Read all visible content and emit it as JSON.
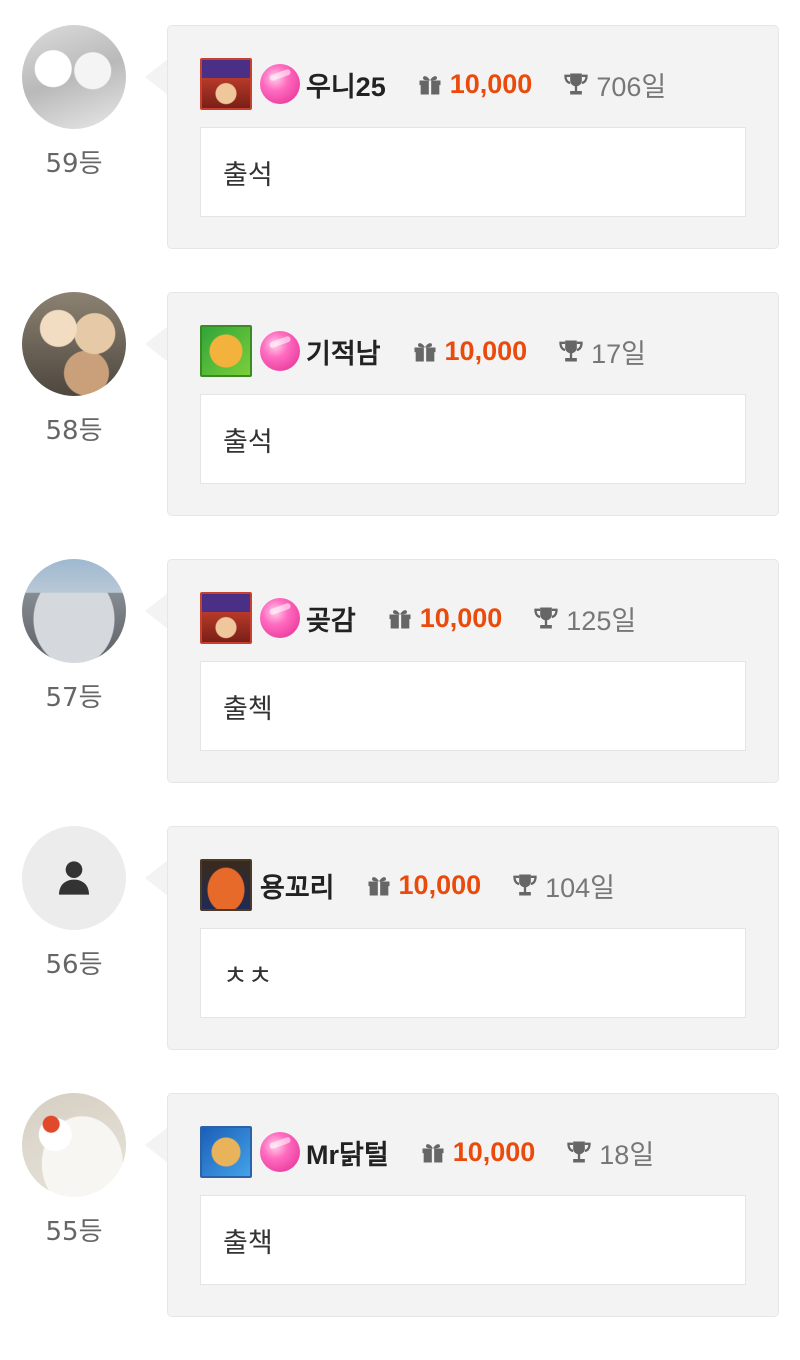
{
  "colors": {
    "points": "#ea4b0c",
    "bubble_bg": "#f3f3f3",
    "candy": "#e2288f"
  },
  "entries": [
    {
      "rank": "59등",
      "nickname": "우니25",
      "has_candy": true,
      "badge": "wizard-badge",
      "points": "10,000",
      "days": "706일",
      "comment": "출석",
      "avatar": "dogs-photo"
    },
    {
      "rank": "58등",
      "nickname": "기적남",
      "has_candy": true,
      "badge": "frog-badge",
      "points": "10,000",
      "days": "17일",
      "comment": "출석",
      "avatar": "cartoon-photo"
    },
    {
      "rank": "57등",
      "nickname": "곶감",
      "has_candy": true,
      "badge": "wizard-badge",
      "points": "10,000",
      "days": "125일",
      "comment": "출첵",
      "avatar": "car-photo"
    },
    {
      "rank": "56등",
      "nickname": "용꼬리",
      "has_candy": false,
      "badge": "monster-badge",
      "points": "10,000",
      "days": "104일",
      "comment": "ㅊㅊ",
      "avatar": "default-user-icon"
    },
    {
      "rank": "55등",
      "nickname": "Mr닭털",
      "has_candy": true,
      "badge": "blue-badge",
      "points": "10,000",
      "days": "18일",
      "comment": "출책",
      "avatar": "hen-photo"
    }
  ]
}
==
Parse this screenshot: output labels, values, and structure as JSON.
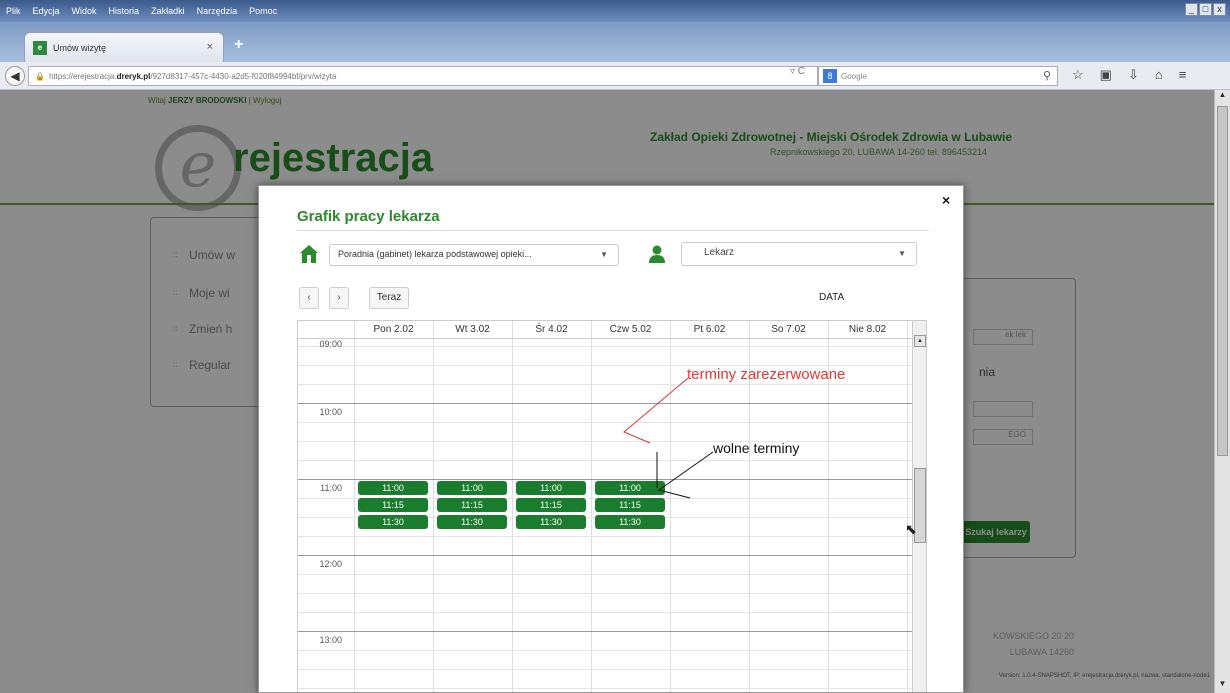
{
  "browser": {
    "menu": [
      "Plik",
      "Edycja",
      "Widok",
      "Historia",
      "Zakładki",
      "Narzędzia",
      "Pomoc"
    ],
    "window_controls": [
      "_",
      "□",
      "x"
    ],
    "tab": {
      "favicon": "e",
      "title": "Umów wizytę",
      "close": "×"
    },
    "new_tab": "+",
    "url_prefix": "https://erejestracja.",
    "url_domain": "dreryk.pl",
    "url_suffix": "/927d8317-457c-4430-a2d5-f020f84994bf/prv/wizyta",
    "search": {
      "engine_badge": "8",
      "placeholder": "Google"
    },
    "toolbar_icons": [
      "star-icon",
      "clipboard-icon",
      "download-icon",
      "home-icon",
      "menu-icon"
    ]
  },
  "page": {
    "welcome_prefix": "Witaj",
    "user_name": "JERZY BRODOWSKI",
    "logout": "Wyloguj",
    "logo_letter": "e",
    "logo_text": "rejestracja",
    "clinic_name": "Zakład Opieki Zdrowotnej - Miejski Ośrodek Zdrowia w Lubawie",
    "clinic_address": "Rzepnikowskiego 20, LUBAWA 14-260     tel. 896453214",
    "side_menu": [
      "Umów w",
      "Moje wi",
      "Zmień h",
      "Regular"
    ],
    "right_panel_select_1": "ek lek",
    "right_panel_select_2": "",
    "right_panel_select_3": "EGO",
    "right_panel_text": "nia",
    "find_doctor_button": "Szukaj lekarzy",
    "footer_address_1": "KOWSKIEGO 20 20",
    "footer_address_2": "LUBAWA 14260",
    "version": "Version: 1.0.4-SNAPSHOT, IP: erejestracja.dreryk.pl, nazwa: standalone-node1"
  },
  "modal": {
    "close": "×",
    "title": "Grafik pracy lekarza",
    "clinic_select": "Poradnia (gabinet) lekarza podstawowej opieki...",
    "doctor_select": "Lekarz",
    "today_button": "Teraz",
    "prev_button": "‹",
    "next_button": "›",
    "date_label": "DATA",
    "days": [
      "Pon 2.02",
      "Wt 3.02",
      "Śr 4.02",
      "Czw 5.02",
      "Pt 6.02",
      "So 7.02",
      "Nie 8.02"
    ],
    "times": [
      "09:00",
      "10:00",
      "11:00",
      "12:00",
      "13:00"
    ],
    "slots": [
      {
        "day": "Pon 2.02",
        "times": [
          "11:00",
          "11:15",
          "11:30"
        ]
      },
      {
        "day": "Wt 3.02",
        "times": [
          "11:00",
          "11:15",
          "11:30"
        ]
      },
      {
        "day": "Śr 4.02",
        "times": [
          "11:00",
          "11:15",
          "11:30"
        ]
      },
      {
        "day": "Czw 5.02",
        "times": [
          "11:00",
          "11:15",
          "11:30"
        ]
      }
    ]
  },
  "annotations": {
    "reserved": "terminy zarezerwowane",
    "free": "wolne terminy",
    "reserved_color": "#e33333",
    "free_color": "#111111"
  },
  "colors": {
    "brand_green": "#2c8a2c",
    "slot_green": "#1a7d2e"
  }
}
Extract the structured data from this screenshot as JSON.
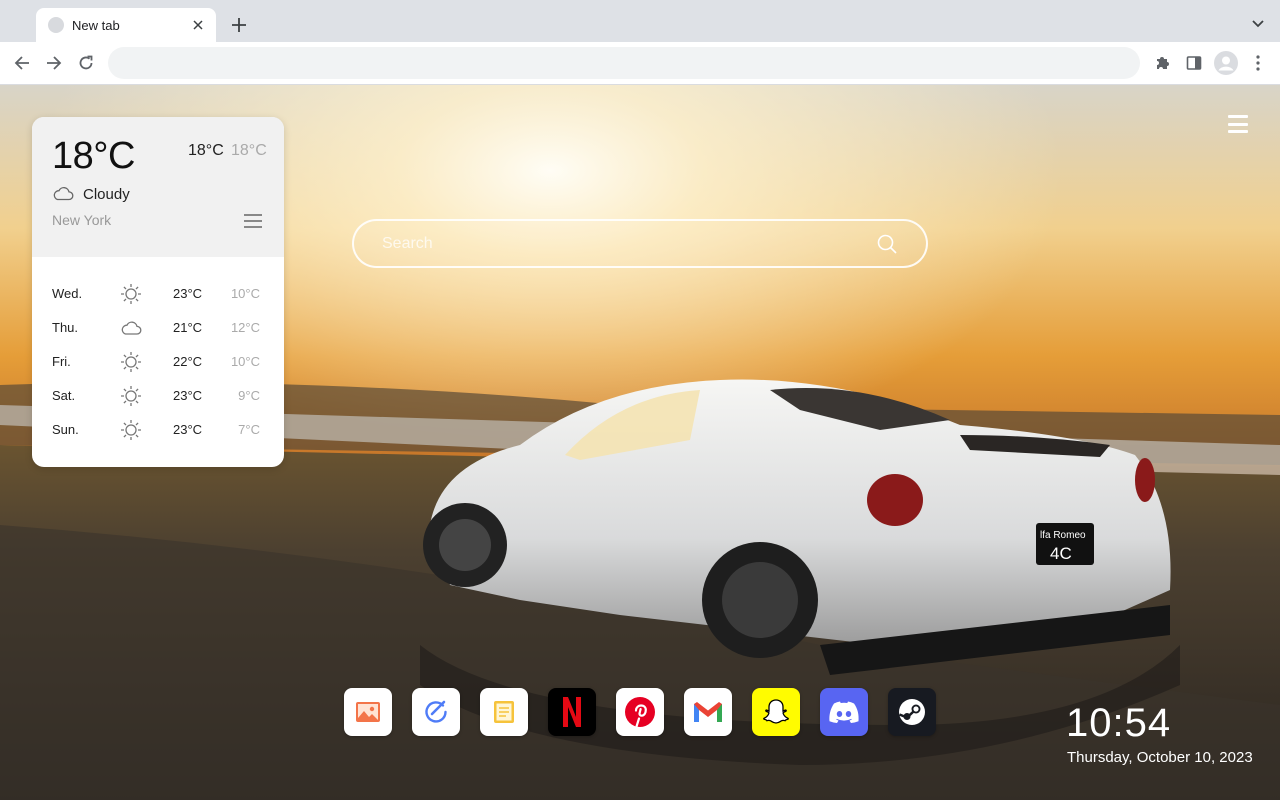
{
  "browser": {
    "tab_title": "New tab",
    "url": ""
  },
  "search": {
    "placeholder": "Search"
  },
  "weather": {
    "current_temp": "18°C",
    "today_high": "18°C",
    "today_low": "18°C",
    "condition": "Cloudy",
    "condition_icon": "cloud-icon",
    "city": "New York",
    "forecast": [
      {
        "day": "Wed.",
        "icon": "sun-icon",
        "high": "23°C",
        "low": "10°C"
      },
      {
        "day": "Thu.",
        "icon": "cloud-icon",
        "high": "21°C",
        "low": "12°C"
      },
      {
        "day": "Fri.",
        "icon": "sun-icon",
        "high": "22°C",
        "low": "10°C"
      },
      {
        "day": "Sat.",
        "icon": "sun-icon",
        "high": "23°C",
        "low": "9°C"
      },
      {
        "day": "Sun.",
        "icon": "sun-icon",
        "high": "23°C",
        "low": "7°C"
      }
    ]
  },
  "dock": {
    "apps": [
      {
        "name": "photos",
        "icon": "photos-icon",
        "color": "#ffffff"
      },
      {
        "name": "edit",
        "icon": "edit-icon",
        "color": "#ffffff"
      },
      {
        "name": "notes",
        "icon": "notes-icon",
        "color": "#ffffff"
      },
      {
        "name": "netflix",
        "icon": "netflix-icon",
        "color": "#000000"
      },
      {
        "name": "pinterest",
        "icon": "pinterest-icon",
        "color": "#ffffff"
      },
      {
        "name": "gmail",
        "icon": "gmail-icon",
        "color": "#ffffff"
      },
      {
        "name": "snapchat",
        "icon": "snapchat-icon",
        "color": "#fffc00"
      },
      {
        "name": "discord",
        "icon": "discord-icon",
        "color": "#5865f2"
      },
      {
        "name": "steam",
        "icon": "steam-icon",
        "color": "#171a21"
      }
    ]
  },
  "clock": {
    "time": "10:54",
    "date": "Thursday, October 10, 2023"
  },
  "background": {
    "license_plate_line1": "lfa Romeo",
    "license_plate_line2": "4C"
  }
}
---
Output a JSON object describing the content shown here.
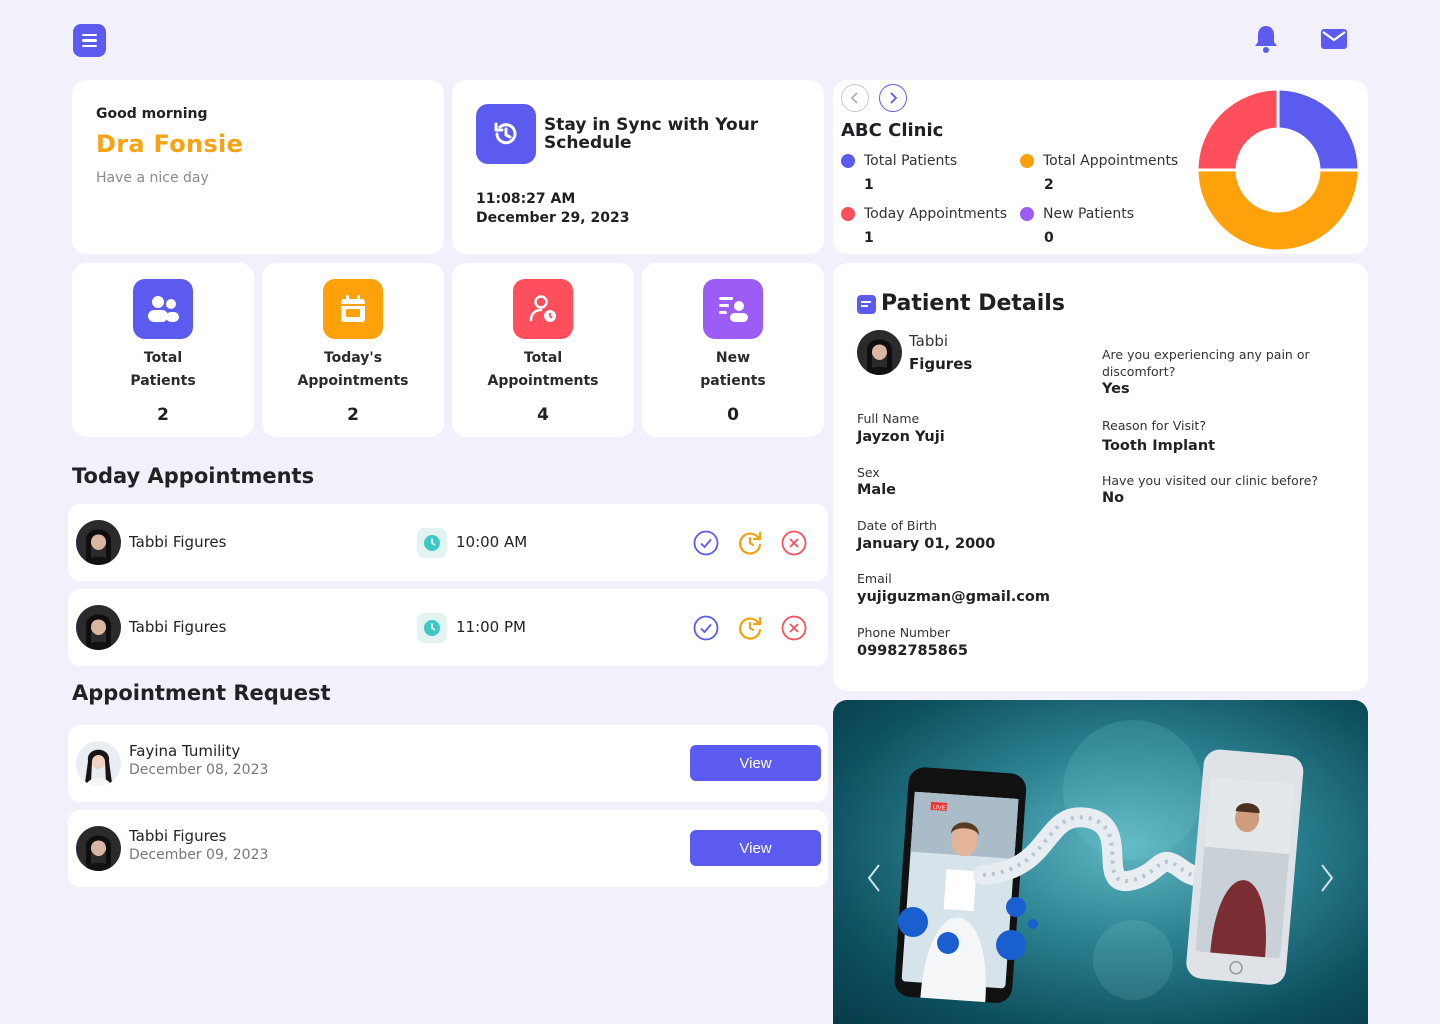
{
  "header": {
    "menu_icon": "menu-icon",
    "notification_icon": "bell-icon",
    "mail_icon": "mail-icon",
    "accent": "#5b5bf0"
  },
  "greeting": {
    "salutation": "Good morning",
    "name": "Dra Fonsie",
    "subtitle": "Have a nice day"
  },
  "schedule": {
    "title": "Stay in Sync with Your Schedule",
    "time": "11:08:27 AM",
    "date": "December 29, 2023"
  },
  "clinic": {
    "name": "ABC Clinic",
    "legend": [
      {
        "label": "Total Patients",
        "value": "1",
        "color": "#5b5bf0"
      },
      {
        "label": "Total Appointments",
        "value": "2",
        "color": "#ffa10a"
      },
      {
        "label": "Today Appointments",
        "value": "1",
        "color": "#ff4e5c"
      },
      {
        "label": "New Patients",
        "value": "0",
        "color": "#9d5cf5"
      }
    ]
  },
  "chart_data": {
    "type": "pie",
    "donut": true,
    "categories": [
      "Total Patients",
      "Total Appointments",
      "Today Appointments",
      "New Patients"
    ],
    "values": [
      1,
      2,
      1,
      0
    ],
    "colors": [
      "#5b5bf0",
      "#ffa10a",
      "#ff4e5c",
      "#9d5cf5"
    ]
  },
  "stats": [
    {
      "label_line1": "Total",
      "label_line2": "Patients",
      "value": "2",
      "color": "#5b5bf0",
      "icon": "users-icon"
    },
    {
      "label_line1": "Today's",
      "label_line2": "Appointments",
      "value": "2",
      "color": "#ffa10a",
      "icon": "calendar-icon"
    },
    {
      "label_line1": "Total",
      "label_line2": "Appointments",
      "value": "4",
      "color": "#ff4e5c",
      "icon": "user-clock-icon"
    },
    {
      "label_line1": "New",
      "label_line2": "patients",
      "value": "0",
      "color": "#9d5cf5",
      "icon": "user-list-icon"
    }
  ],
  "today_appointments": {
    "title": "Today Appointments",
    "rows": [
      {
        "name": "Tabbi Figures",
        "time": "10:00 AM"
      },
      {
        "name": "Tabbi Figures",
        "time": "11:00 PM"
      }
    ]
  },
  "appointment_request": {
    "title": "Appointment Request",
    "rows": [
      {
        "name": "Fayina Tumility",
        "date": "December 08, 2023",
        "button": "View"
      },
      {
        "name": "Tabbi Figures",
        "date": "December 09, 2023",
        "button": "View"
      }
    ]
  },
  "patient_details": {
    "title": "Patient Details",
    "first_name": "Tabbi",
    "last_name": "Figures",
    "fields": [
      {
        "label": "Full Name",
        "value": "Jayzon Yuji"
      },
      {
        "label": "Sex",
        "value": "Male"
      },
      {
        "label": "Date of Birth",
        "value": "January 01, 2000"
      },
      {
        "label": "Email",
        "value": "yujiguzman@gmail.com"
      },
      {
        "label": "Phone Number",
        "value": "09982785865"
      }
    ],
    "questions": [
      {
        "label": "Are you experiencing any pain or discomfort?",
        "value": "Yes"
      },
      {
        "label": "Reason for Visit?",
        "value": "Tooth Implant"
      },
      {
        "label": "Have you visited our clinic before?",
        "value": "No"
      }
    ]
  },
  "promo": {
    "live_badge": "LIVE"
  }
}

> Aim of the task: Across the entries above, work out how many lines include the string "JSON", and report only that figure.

> Output of the exercise: 4